Whenever Houston floods, its petrochemical plants and refineries’ operations are of particular concern.
But another danger is flooding to the numerous Superfund sites scattered around the city, where toxic waste was commonly buried before the practice was abandoned.
Houston is home to one of the nation’s largest industrial refining complexes, especially along the ship channel, and repeated floods continuously bring worries of contaminants leaking into the environment.
As reported by the Associated Press (AP) on Saturday, five of Houston’s toxic Superfund sites were flooded in Harvey, with the possibility of contaminated sediment washing into nearby homes.
At the time of the AP report, EPA officials didn’t know when staff would be available to safely travel to the sites and evaluate the damage.
The sites in the report included findings on the Highland Acid Pits, featured above, which is considered an ongoing threat to the area’s groundwater due to all of the chemical sludge and sulfuric acid discharged there from oil plants.
Thousands of pounds of contaminated soil were removed, but the area remains a concern, and some of the chemical mud could be washing into people’s houses.
“My daddy talks about having bird dogs down there and to run and the acid would eat the pads off their feet,” 62-year-old Dwight Chandler, who lives nearby, said in an interview with the AP last Thursday. “We didn’t know any better.”
Events like the releases at the Arkema chemical plant in Crosby, Texas, 30 miles from Houston, highlight additional concerns over the effect of flooding on refineries and chemical plants.
As chemicals sit in damaged containers, more issues, like overheating the Arkema plant faced, remain a possibility.
Additionally, according to a Gizmodo report, over 400 people who took refuge at the George R. Brown Convention Center were treated for symptoms associated with contaminated flood water.
In an interview with Good Morning America, Texas Governor Greg Abbott said Harvey will require a “massive, massive cleanup process.”

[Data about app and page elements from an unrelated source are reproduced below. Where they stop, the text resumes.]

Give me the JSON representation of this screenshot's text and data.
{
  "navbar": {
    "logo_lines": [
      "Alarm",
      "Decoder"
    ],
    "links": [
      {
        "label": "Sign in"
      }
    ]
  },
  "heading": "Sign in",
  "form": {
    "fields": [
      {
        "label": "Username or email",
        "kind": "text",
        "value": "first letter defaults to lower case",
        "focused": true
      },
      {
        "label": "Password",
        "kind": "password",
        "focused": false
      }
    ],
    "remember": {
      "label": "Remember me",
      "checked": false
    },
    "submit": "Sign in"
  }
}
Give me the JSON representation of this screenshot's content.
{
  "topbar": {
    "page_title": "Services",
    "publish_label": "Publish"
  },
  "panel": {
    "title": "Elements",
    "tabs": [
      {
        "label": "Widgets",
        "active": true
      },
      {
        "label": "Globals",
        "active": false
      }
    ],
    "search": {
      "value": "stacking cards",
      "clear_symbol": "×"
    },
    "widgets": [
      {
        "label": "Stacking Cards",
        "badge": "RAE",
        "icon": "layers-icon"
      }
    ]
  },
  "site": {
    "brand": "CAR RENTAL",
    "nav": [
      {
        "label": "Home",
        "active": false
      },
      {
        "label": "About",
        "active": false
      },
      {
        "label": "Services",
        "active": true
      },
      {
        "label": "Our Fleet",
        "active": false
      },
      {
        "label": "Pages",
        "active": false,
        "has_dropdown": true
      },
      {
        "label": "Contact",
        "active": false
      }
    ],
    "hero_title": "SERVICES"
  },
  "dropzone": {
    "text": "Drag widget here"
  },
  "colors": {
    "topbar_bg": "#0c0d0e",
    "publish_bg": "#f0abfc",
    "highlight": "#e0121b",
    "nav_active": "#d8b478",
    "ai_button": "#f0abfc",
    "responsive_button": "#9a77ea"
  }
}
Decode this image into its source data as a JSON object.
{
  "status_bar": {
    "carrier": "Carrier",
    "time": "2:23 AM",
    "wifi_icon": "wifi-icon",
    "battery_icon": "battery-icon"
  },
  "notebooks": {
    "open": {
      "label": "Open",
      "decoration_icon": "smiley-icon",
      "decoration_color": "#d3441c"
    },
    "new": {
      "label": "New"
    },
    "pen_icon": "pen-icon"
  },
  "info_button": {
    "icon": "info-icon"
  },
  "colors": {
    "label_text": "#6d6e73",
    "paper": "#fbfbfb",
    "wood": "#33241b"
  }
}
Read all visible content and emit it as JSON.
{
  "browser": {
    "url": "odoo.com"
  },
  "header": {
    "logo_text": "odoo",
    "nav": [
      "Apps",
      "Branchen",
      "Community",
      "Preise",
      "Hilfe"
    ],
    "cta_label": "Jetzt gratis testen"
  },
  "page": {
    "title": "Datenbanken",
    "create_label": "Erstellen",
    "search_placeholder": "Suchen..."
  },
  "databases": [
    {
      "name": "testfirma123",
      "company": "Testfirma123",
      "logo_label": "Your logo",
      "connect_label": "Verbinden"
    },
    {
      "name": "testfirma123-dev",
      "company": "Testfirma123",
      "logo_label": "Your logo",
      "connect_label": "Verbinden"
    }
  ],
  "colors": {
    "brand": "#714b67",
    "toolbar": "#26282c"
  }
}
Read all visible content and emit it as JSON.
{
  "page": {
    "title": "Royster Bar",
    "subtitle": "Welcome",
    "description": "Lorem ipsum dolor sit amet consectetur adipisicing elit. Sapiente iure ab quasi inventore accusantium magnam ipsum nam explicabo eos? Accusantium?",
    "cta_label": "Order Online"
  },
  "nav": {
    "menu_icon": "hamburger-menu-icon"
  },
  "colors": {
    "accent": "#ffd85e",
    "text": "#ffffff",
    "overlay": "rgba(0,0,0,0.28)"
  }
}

Contradicting their alarming findings, the EPA is currently disputing the AP report on the sites.
This is a developing situation.
If you need or would like to help in Houston, read more here.